Part 6: More Than Prefield - GINA, Prayer, and Boundaries
This resource has multiple chapters. Use the navigation on the side or below to browse each chapter.
My problem with GINA isn’t just with what I can do or say as a psychologist. It is WAY bigger. Consider what goes on in every group of Christians (globally, but in this case I will ratchet back to the US and our cute friend (!) GINA). By and large, we are a people of prayer, who are taught to bring everything to God in prayer. The list for everything was made up a few (!) years before GINA was born. Prayer and share groups are part and parcel of every mission organization. I have sat in thousands of them, with leaders, therapists, members, etc. And in just about every one of them, prayer requests are made for physical illness and disability. And with the Internet, this has gone viral. I bet within your inbox right now, (and Facebook, and Twitter, etc) are requests. They are in mine. And everyone, regardless of his or her position in an organization, gets these.

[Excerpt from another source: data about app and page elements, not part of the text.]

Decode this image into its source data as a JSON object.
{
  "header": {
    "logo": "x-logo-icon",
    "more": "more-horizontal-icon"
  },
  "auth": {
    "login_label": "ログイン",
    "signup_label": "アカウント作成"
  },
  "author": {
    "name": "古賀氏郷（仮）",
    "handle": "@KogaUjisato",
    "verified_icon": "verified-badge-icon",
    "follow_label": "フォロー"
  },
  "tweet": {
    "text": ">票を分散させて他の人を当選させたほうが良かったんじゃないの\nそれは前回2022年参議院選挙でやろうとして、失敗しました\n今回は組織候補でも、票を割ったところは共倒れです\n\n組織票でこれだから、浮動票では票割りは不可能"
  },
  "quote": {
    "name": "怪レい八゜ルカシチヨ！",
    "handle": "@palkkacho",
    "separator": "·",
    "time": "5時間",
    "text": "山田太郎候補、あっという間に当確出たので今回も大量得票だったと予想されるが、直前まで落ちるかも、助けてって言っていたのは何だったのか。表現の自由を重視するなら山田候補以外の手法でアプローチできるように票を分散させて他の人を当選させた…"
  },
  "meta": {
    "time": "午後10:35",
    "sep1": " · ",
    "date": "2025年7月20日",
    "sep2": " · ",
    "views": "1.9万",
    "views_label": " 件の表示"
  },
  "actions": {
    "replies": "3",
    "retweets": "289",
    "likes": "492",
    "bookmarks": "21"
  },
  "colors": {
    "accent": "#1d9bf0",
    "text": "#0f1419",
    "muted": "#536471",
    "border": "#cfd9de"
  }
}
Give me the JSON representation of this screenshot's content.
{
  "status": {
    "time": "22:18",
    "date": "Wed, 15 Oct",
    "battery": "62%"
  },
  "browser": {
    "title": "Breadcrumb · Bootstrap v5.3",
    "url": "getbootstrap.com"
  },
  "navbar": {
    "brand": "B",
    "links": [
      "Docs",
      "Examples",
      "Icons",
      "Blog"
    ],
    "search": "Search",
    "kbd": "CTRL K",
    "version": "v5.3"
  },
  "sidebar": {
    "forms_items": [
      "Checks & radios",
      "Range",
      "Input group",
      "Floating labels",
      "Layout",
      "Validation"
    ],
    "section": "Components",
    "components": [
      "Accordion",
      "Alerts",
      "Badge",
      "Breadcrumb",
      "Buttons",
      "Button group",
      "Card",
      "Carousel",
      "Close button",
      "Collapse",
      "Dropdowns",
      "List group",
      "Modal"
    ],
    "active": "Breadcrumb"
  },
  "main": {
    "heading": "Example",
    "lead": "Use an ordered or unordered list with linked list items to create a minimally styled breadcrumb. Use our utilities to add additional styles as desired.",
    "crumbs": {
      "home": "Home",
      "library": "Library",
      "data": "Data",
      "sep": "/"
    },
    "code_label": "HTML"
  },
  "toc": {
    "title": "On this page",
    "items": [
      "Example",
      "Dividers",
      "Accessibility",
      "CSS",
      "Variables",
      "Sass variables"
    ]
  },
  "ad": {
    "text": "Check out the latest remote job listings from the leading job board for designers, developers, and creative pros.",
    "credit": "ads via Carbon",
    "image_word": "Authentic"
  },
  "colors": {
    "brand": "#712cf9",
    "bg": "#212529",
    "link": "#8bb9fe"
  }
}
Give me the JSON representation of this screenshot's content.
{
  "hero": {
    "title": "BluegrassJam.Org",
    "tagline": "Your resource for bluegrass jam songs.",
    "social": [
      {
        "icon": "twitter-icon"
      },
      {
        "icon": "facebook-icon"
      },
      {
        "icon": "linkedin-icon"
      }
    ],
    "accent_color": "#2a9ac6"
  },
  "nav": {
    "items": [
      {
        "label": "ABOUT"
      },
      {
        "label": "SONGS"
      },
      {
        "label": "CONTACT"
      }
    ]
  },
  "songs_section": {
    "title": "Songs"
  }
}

As people ask for prayers for themselves and/or for others they know, genetic data is spread all around the group. It happens every day. And it is prayed for. (Perhaps people could be guilty of violating confidences if they ask for prayer in a group for someone else’s condition, but it is impossible for someone to guard against this. A person may ask family to pray, and no one else, and then this crosses that barrier when a family member asks their close friends to pray, and then it goes everywhere. There is no way to control this.)
It is what we do.
And now, GINA comes along, and all of a sudden we all (and I mean all) have to start questioning what we bring before the group for prayer. The general population isn’t sure what is a symptom or precursor to a genetic condition, and they (myself included) pray for them just as much as a cold. And who knows what will be declared GINA-tic in the future as more “science” is done?
Is it just my well-developed skepticism, or have we all been sold a bill of goods and sent down a very troubling path??
The critical issue here is not merely what I as a clinician/professional can’t give back to the organization, but what does the organization do with the landslide of information about its people that it gets through DAILY interactions? I look forward to your answer to this!
In an aside, I have been imagining me giving prayer requests in our chapel on morning, and you are there as my GINA filter:
“Good morning everyone! Before we pray I want to bring up some of the prayer requests I have been given. Sally will not be in the remainder of the week because she is feeling depressed, uh, no, I mean, she is feeling sad, no wait, remember last fall when she missed 2 weeks, oops, I can’t say that either, ok, just pray for her that she will be able to sleep tonight…no, sorry, can’t say that – Gin-I mean Theresa, what can I say… Okay. Please just remember Sally this morning, and that she will think happy thoughts.” And, as for the rest of the requests, I think we will be safest if we just send prayer-hugs to them all. Here they are…”
OK, sorry to shoot the messenger, and my sarcasm is going strong here, but I am highly concerned that this legislation is very problematic, to use an appropriate word.
Therefore, my question is: “How does an organization manage GINA-tic information that is all around it in its networks and on the web?”
Disclaimer: not official legal or psychological advice or opinion
Because of the generality of the information on this site, it may not apply to a given place, time, or set of facts. It is not intended to be legal advice, and should not be acted upon without specific legal advice based on particular situations